Cautions Issued About High-Stakes Tests
With the growing use of high-stakes tests, the American Educational Research Association is recommending that school district leaders and policy makers take a close look at the organization's guidelines before linking school reform to test scores. The guidelines are AERA's effort to prevent such tests from harming students.
Do Schools Give 'Equal Grades for Equal Work'?
When is a B really an A? When you live in a school district with high academic standards and tough grading policies, according to some Connecticut parents who want their kids to get more A's. Those parents blame the school district's high standards for their students' low grades! Included: An Education World poll of school administrators across the country.
What Do Tests Test? --- A Commentary by Howard Gardner
Howard Gardner, the John H. and Elisabeth A. Hobbs professor in cognition and education at the Harvard Graduate School of Education and the "father" of multiple intelligences theory, weighs in on the issue of high-stakes testing in this commentary. "We must proceed cautiously before we place students' minds and hearts at risk with tests of dubious quality whose meaning can be over-interpreted and whose consequences can be devastating," writes Gardner.
Creating Rubrics: Tools You Can Use
"But I worked all night on that report! How could you give me a D?" Rubrics provide teachers with an objective method for evaluating skills that don't lend themselves to objective assessment methods and they help answer the age-old question, "What did I do to deserve *this* grade?" Learn how rubrics can guide your students and support your assessments. Included: Three online tools for creating rubrics.
How Important Should One Test Be?
Education World continues its series on high-stakes testing today. What do the experts, national teacher organizations, and presidential candidates have to say about these tests?
Some Teachers, Students, Parents Say No to Tests!
Today, Education World's "Are High-Stakes Tests the Answer?" series continues as we examine the backlash against high-stakes testing. Across the nation, a growing number of parents, teachers, students, and organizations are questioning the tests' merits.
High-Stakes Tests Punishing Some Students?
Can high-stakes tests cure what ails education? Today, Education World explores the issue of high-stakes testing. We examine whether the tests hurt some students, especially English-learning, low-income, and learning-disabled students.
Teachers Learn from Looking Together at Student Work
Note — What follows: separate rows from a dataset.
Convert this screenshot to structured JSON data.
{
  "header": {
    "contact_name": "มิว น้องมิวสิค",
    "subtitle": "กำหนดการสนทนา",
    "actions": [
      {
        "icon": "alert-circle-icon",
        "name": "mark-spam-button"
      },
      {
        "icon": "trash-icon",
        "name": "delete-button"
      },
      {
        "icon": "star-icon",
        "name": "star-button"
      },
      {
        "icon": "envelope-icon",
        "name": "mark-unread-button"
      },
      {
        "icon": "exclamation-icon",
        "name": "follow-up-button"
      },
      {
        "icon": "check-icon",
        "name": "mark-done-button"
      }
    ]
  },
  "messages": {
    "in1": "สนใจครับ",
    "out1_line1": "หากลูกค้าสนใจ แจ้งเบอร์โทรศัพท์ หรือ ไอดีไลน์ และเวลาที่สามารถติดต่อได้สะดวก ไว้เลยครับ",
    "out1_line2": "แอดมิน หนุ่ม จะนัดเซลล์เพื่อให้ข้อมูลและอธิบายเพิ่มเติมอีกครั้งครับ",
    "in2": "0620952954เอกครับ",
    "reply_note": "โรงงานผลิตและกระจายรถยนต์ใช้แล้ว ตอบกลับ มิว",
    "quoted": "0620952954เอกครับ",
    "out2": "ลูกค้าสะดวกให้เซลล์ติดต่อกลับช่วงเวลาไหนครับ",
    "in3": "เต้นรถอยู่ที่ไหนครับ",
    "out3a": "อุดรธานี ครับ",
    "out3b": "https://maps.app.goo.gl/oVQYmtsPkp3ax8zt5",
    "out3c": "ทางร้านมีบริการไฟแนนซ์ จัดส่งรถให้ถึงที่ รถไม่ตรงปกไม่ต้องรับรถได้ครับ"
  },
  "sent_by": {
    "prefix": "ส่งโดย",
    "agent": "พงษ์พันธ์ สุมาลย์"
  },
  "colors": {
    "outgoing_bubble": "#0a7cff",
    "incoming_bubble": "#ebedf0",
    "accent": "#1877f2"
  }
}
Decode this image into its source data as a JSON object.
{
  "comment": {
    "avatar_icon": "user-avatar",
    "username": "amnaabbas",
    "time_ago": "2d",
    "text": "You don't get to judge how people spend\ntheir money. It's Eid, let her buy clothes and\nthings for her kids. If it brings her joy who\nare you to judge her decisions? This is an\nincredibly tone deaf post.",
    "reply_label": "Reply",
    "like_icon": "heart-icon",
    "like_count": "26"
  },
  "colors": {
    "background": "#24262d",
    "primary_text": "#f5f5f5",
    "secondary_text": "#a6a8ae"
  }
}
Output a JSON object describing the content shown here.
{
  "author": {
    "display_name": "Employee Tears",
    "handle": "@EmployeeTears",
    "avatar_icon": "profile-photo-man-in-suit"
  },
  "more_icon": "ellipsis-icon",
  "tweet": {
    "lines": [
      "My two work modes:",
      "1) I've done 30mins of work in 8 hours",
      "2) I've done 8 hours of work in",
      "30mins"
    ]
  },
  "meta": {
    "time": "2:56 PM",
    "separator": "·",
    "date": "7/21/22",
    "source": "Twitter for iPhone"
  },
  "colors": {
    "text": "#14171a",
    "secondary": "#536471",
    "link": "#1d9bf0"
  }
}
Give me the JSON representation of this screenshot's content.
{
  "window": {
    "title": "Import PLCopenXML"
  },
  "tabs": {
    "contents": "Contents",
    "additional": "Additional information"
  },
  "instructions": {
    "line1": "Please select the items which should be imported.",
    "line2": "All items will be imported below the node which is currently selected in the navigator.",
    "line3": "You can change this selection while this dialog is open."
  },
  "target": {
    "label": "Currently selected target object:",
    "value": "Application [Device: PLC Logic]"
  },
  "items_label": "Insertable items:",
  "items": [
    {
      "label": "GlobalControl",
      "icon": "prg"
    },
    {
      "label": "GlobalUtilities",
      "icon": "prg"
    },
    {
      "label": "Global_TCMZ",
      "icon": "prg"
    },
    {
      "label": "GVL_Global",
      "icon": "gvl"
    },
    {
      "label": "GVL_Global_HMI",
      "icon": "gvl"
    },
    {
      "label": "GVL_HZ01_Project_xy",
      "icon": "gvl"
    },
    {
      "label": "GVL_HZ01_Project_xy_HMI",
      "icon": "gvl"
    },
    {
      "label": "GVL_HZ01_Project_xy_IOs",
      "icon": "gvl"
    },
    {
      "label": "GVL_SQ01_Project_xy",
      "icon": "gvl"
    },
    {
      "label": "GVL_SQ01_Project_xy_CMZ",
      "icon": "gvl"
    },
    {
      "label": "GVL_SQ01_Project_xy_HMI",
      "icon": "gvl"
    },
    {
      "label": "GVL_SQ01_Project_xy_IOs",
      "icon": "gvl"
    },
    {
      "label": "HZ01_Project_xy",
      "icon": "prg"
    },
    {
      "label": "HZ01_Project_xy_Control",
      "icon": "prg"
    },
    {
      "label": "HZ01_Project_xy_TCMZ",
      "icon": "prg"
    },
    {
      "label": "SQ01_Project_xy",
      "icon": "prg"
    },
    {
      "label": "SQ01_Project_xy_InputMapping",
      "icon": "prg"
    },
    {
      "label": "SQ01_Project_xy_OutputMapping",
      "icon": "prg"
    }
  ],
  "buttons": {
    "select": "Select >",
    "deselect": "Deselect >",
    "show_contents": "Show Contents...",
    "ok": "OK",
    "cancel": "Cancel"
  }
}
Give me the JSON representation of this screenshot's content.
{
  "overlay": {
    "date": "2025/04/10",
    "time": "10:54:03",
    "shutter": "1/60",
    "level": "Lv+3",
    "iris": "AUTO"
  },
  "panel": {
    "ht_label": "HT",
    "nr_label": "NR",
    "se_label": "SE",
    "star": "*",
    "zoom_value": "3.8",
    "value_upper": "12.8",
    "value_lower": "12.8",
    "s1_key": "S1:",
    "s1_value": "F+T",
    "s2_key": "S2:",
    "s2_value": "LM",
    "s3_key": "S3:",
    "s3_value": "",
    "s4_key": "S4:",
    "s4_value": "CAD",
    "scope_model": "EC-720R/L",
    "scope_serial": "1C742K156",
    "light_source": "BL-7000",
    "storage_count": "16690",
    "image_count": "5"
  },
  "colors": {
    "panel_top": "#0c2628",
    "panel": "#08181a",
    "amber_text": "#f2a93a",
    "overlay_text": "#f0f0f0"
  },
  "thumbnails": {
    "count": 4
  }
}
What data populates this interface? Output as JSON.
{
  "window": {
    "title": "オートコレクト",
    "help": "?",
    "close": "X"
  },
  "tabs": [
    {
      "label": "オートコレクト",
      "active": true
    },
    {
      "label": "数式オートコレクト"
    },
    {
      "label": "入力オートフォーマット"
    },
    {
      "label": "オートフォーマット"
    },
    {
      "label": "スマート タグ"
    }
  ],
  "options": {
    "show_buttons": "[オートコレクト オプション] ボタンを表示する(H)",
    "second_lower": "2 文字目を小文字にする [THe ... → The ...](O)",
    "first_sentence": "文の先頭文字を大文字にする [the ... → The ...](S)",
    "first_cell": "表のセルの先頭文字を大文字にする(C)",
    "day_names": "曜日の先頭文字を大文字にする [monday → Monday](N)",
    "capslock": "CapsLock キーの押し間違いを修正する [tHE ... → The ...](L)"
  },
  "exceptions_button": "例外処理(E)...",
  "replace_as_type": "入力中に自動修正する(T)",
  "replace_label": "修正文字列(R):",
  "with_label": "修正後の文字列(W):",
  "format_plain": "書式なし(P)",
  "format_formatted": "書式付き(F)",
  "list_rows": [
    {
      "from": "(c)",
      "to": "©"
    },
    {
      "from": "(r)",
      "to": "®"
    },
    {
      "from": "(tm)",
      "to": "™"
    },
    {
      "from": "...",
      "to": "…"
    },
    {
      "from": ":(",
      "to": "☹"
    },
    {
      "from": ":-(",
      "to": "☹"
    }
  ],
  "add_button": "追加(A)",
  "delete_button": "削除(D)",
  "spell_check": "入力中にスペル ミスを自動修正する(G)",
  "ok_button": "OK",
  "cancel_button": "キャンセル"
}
School reformers say the way to improve education and accountability is by improving the way teachers and students look at student work. Today, Education World examines two collaborative approaches that teachers are using to look at student work. Included: Tips for looking at student work.
Should Standardized Tests Determine Who Is Held Back?
High-stakes testing in Louisiana will affect about one-third of the fourth- and eighth-grade students. Those students flunked math and reading tests in March and may be kept back this year unless they attend summer school and pass a second test in July.
Student Report Cards: Do They Earn an A -- or a "Needs Improvement?"
On its surface, the question of report card reform in the elementary grades is a simple one: What format will provide the best information about a student's progress? But for educators the answers are seldom easy. And for parents, anxious to see their children succeed in an increasingly competitive society, the correct answers are crucial.
Assessment Reform: Are We Making Progress?
Education World offers a brief summary of findings from a recently released study of assessment reform. Is assessment reform working? How are teachers handling new approaches to assessment? Are students and curriculum benefiting from new assessment methods approaches?
Setting Standards in Our Schools: What Can We Expect?
President Bill Clinton has called for national education standards and voluntary achievement testing. Read about the past, present, and future search for effective educational standards.
National Testing: Prepare for a Battle
President Clinton's plan for national testing is under attack from both sides. Clinton and Secretary of Education Richard W. Riley are defending their plan.
Close-Up: Voluntary National Tests
A close-up examination of the reasoning behind the plan to introduce voluntary national tests of reading and mathematics in America's schools in March 1999.